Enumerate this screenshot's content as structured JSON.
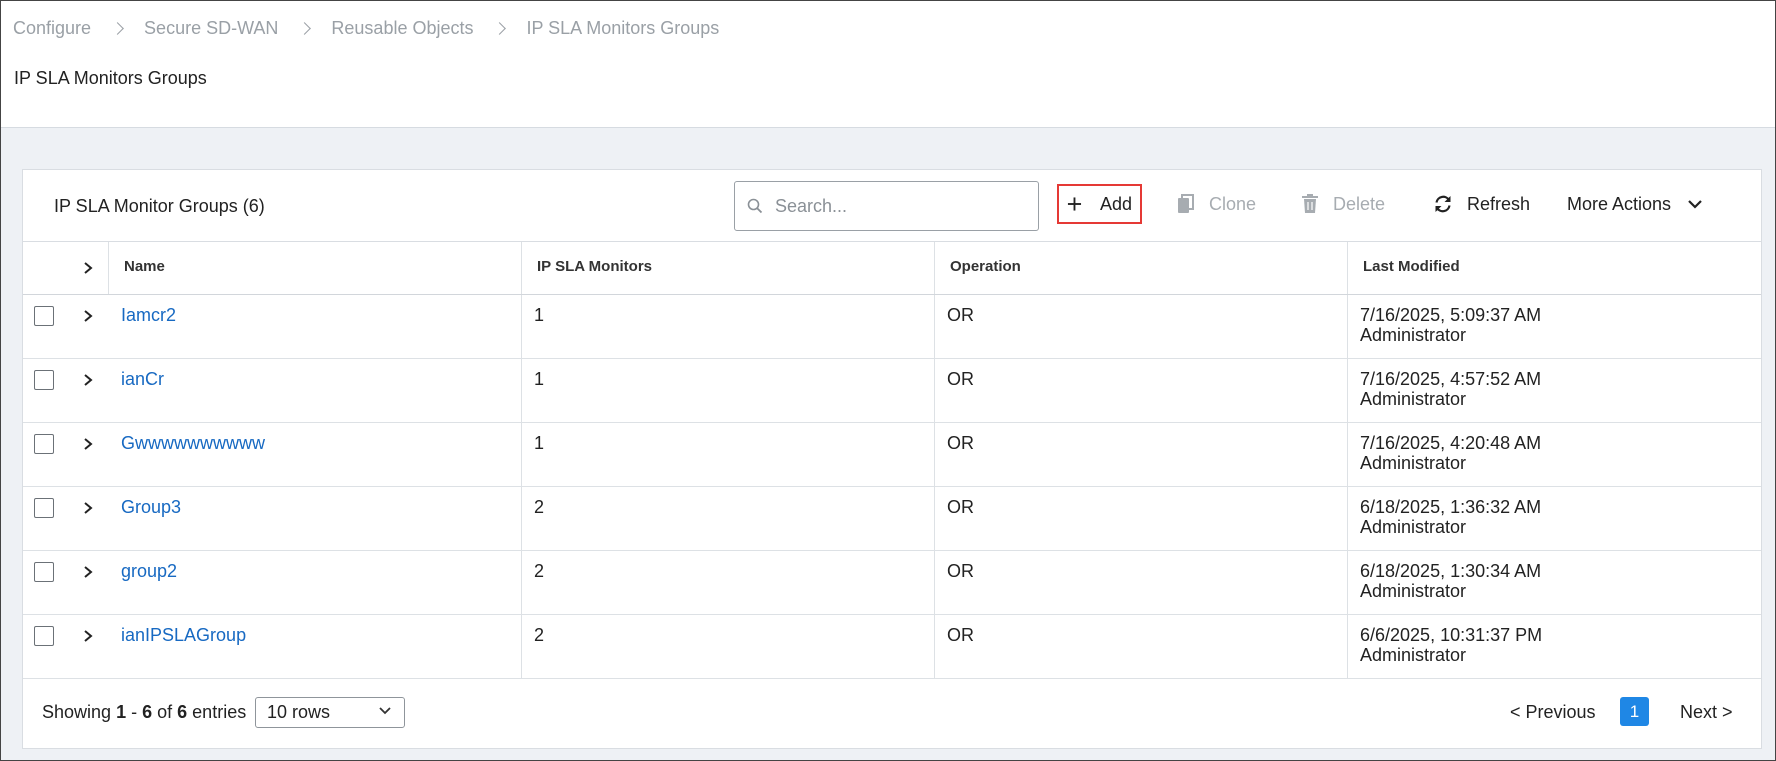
{
  "breadcrumb": [
    "Configure",
    "Secure SD-WAN",
    "Reusable Objects",
    "IP SLA Monitors Groups"
  ],
  "page_title": "IP SLA Monitors Groups",
  "toolbar": {
    "title": "IP SLA Monitor Groups (6)",
    "search_placeholder": "Search...",
    "add_label": "Add",
    "clone_label": "Clone",
    "delete_label": "Delete",
    "refresh_label": "Refresh",
    "more_actions_label": "More Actions"
  },
  "table": {
    "columns": [
      "Name",
      "IP SLA Monitors",
      "Operation",
      "Last Modified"
    ],
    "rows": [
      {
        "name": "Iamcr2",
        "monitors": "1",
        "operation": "OR",
        "modified": "7/16/2025, 5:09:37 AM",
        "user": "Administrator"
      },
      {
        "name": "ianCr",
        "monitors": "1",
        "operation": "OR",
        "modified": "7/16/2025, 4:57:52 AM",
        "user": "Administrator"
      },
      {
        "name": "Gwwwwwwwwww",
        "monitors": "1",
        "operation": "OR",
        "modified": "7/16/2025, 4:20:48 AM",
        "user": "Administrator"
      },
      {
        "name": "Group3",
        "monitors": "2",
        "operation": "OR",
        "modified": "6/18/2025, 1:36:32 AM",
        "user": "Administrator"
      },
      {
        "name": "group2",
        "monitors": "2",
        "operation": "OR",
        "modified": "6/18/2025, 1:30:34 AM",
        "user": "Administrator"
      },
      {
        "name": "ianIPSLAGroup",
        "monitors": "2",
        "operation": "OR",
        "modified": "6/6/2025, 10:31:37 PM",
        "user": "Administrator"
      }
    ]
  },
  "footer": {
    "showing_prefix": "Showing",
    "range_start": "1",
    "range_end": "6",
    "of_word": "of",
    "total": "6",
    "entries_word": "entries",
    "rows_per_page": "10 rows",
    "prev_label": "< Previous",
    "current_page": "1",
    "next_label": "Next >"
  },
  "colors": {
    "link": "#1769c2",
    "accent": "#1f87e5",
    "highlight_border": "#e53935"
  }
}
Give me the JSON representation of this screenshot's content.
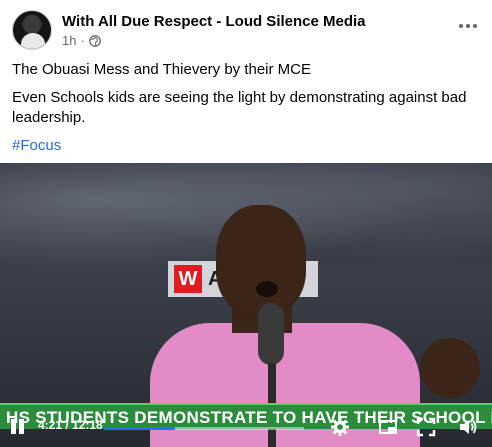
{
  "post": {
    "author": "With All Due Respect - Loud Silence Media",
    "time": "1h",
    "separator": "·",
    "title_line": "The Obuasi Mess and Thievery by their MCE",
    "body_line": "Even Schools kids are seeing the light by demonstrating against bad leadership.",
    "hashtag": "#Focus"
  },
  "video": {
    "logo_mark": "W",
    "logo_text": "A",
    "ticker": "HS STUDENTS DEMONSTRATE TO HAVE THEIR SCHOOL FIXED",
    "time_display": "4:21 / 12:18",
    "progress": 0.354
  },
  "colors": {
    "hashtag": "#216fdb",
    "ticker_bg": "#2b8c3c",
    "progress": "#1877f2",
    "shirt": "#e28bc6"
  },
  "icons": [
    "globe-icon",
    "more-icon",
    "pause-icon",
    "settings-icon",
    "miniplayer-icon",
    "fullscreen-icon",
    "volume-icon"
  ]
}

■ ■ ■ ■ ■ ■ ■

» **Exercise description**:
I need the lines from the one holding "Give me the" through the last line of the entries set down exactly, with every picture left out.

» **Task solution**:
Give me the JSON representation of this screenshot's content.
{
  "post": {
    "author": "With All Due Respect - Loud Silence Media",
    "time": "1h",
    "separator": "·",
    "title_line": "The Obuasi Mess and Thievery by their MCE",
    "body_line": "Even Schools kids are seeing the light by demonstrating against bad leadership.",
    "hashtag": "#Focus"
  },
  "video": {
    "logo_mark": "W",
    "logo_text": "A",
    "ticker": "HS STUDENTS DEMONSTRATE TO HAVE THEIR SCHOOL FIXED",
    "time_display": "4:21 / 12:18",
    "progress": 0.354
  },
  "colors": {
    "hashtag": "#216fdb",
    "ticker_bg": "#2b8c3c",
    "progress": "#1877f2",
    "shirt": "#e28bc6"
  },
  "icons": [
    "globe-icon",
    "more-icon",
    "pause-icon",
    "settings-icon",
    "miniplayer-icon",
    "fullscreen-icon",
    "volume-icon"
  ]
}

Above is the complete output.